------ Records shown

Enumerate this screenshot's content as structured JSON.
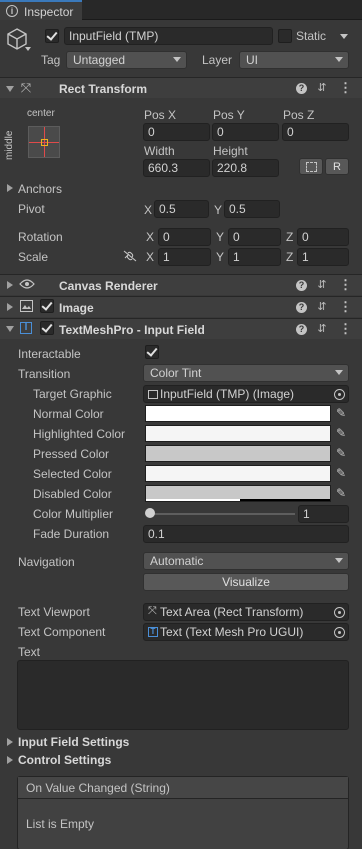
{
  "tab": {
    "label": "Inspector"
  },
  "object": {
    "name": "InputField (TMP)",
    "static_label": "Static",
    "tag_label": "Tag",
    "tag_value": "Untagged",
    "layer_label": "Layer",
    "layer_value": "UI"
  },
  "rect_transform": {
    "title": "Rect Transform",
    "anchor_h": "center",
    "anchor_v": "middle",
    "pos_x_label": "Pos X",
    "pos_y_label": "Pos Y",
    "pos_z_label": "Pos Z",
    "pos_x": "0",
    "pos_y": "0",
    "pos_z": "0",
    "width_label": "Width",
    "height_label": "Height",
    "width": "660.3",
    "height": "220.8",
    "r_button": "R",
    "anchors_label": "Anchors",
    "pivot_label": "Pivot",
    "pivot_x": "0.5",
    "pivot_y": "0.5",
    "rotation_label": "Rotation",
    "rot_x": "0",
    "rot_y": "0",
    "rot_z": "0",
    "scale_label": "Scale",
    "scale_x": "1",
    "scale_y": "1",
    "scale_z": "1",
    "x": "X",
    "y": "Y",
    "z": "Z"
  },
  "components": {
    "canvas_renderer": "Canvas Renderer",
    "image": "Image",
    "input_field": "TextMeshPro - Input Field"
  },
  "input_field": {
    "interactable_label": "Interactable",
    "transition_label": "Transition",
    "transition_value": "Color Tint",
    "target_graphic_label": "Target Graphic",
    "target_graphic_value": "InputField (TMP) (Image)",
    "normal_color_label": "Normal Color",
    "highlighted_color_label": "Highlighted Color",
    "pressed_color_label": "Pressed Color",
    "selected_color_label": "Selected Color",
    "disabled_color_label": "Disabled Color",
    "color_multiplier_label": "Color Multiplier",
    "color_multiplier_value": "1",
    "fade_duration_label": "Fade Duration",
    "fade_duration_value": "0.1",
    "navigation_label": "Navigation",
    "navigation_value": "Automatic",
    "visualize_button": "Visualize",
    "text_viewport_label": "Text Viewport",
    "text_viewport_value": "Text Area (Rect Transform)",
    "text_component_label": "Text Component",
    "text_component_value": "Text (Text Mesh Pro UGUI)",
    "text_label": "Text",
    "input_field_settings": "Input Field Settings",
    "control_settings": "Control Settings",
    "event_title": "On Value Changed (String)",
    "event_empty": "List is Empty"
  },
  "colors": {
    "normal": "#ffffff",
    "highlighted": "#f5f5f5",
    "pressed": "#c8c8c8",
    "selected": "#f5f5f5",
    "disabled": "#c8c8c8",
    "accent": "#3a79bb"
  }
}
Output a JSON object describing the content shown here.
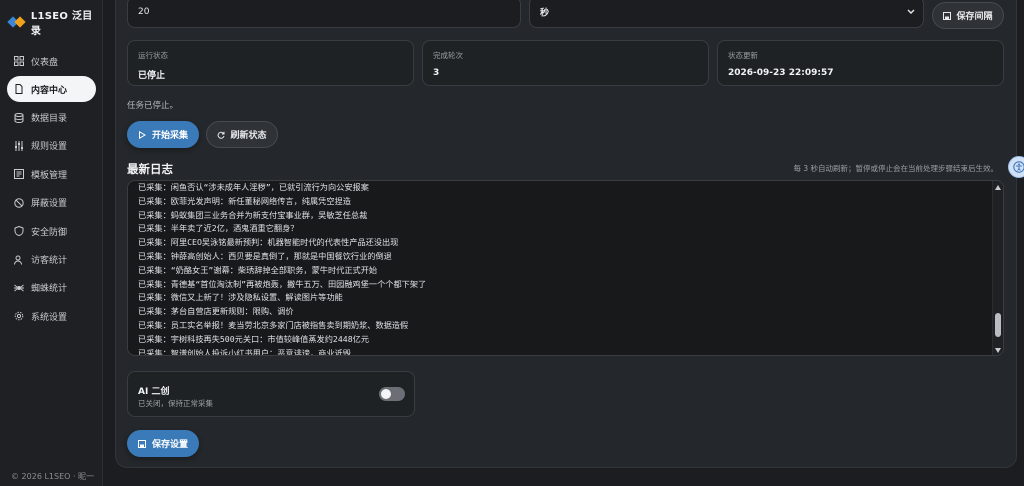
{
  "brand": {
    "name": "L1SEO 泛目录"
  },
  "nav": [
    {
      "label": "仪表盘",
      "icon": "grid-icon"
    },
    {
      "label": "内容中心",
      "icon": "file-icon",
      "active": true
    },
    {
      "label": "数据目录",
      "icon": "database-icon"
    },
    {
      "label": "规则设置",
      "icon": "sliders-icon"
    },
    {
      "label": "模板管理",
      "icon": "template-icon"
    },
    {
      "label": "屏蔽设置",
      "icon": "block-icon"
    },
    {
      "label": "安全防御",
      "icon": "shield-icon"
    },
    {
      "label": "访客统计",
      "icon": "users-icon"
    },
    {
      "label": "蜘蛛统计",
      "icon": "spider-icon"
    },
    {
      "label": "系统设置",
      "icon": "gear-icon"
    }
  ],
  "footer": "© 2026 L1SEO · 昵一",
  "interval": {
    "value": "20",
    "unit": "秒",
    "save_label": "保存间隔"
  },
  "stats": [
    {
      "label": "运行状态",
      "value": "已停止"
    },
    {
      "label": "完成轮次",
      "value": "3"
    },
    {
      "label": "状态更新",
      "value": "2026-09-23 22:09:57"
    }
  ],
  "status_message": "任务已停止。",
  "actions": {
    "start_label": "开始采集",
    "refresh_label": "刷新状态"
  },
  "log": {
    "title": "最新日志",
    "hint": "每 3 秒自动刷新；暂停或停止会在当前处理步骤结束后生效。",
    "lines": [
      "已采集：闲鱼否认“涉未成年人淫秽”，已就引流行为向公安报案",
      "已采集：欧菲光发声明：新任董秘网络传言，纯属凭空捏造",
      "已采集：蚂蚁集团三业务合并为新支付宝事业群，吴敏芝任总裁",
      "已采集：半年卖了近2亿，酒鬼酒重它翻身？",
      "已采集：阿里CEO吴泳铭最新预判：机器智能时代的代表性产品还没出现",
      "已采集：钟薛高创始人：西贝要是真倒了，那就是中国餐饮行业的倒退",
      "已采集：“奶酪女王”谢幕：柴琇辞掉全部职务，蒙牛时代正式开始",
      "已采集：青德基“首位淘汰制”再被炮轰，撇牛五万、田园融鸡堡一个个都下架了",
      "已采集：微信又上新了！涉及隐私设置、解读图片等功能",
      "已采集：茅台自营店更新规则：限购、调价",
      "已采集：员工实名举报！麦当劳北京多家门店被指售卖到期奶浆、数据造假",
      "已采集：宇树科技再失500元关口：市值较峰值蒸发约2448亿元",
      "已采集：智谱创始人投诉小红书用户：恶意诽谤，商业诋毁"
    ]
  },
  "ai": {
    "title": "AI 二创",
    "subtitle": "已关闭，保持正常采集",
    "enabled": false
  },
  "settings": {
    "save_label": "保存设置"
  },
  "colors": {
    "accent": "#3b7ab8",
    "background": "#1b1d20",
    "card": "#24272b"
  }
}
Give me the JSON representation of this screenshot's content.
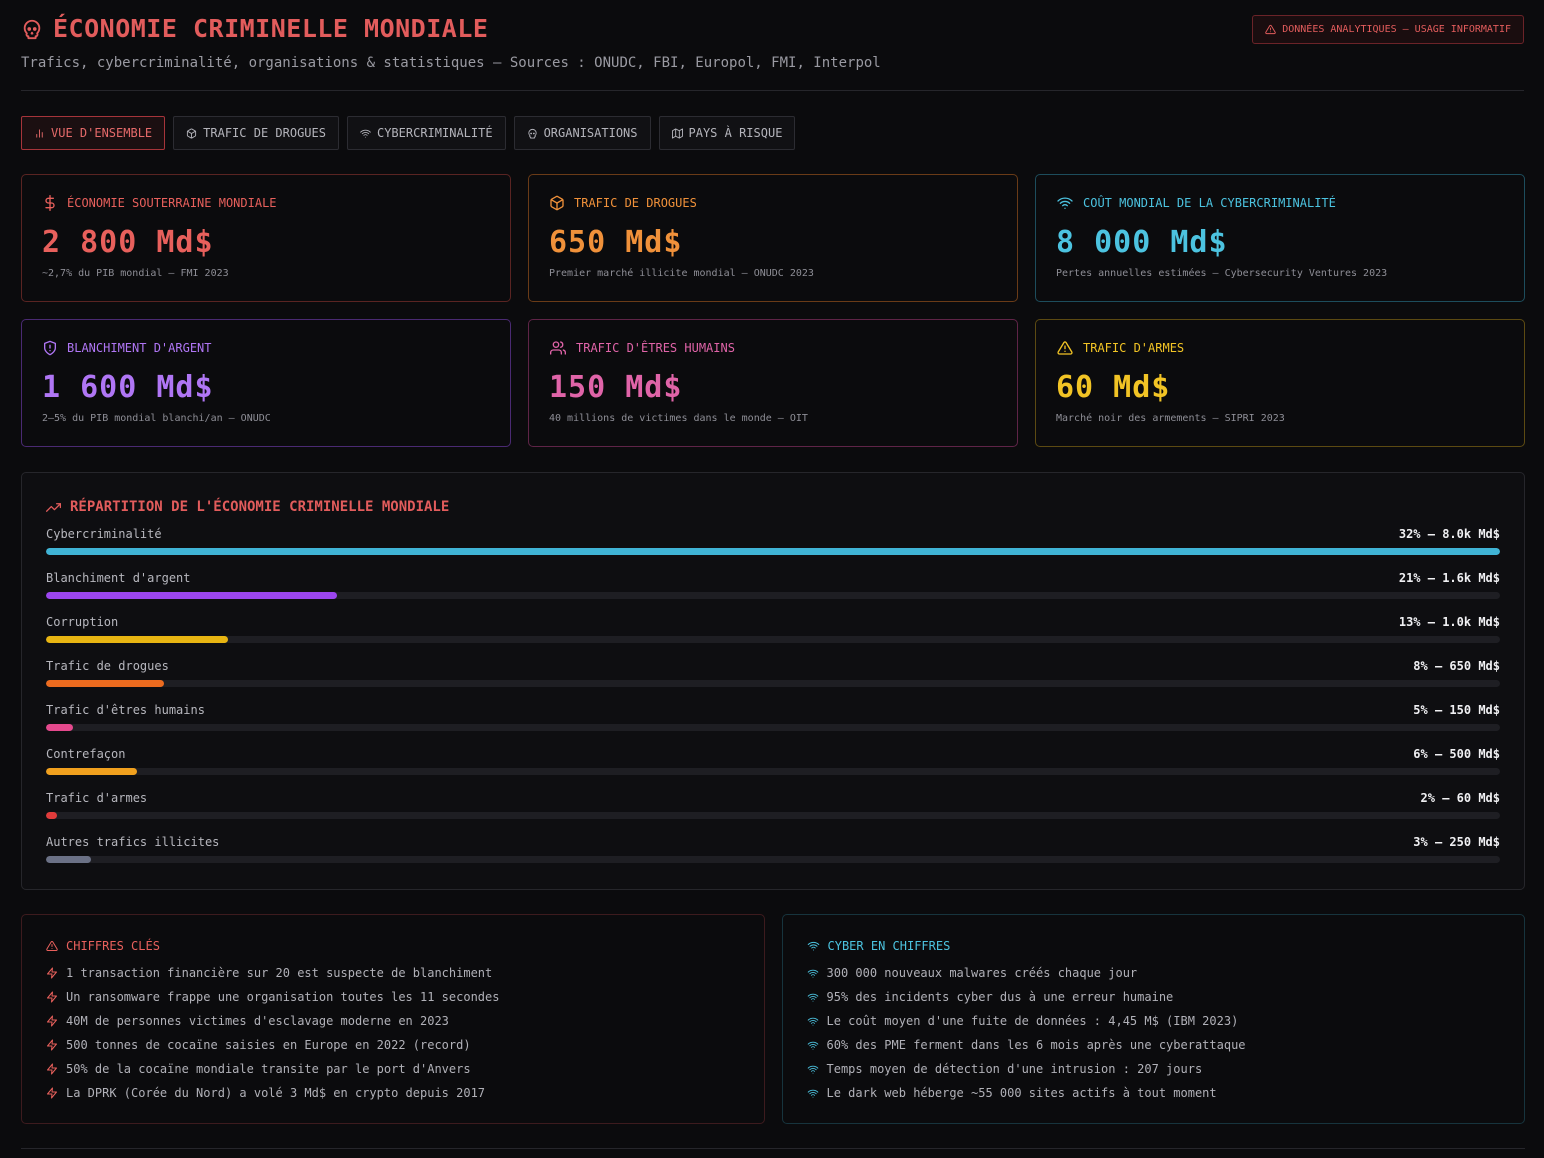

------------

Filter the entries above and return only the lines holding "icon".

      "icon": "grid-icon"
      "icon": "file-icon",
      "icon": "database-icon"
      "icon": "sliders-icon"
      "icon": "template-icon"
      "icon": "block-icon"
      "icon": "shield-icon"
      "icon": "users-icon"
      "icon": "spider-icon"
      "icon": "gear-icon"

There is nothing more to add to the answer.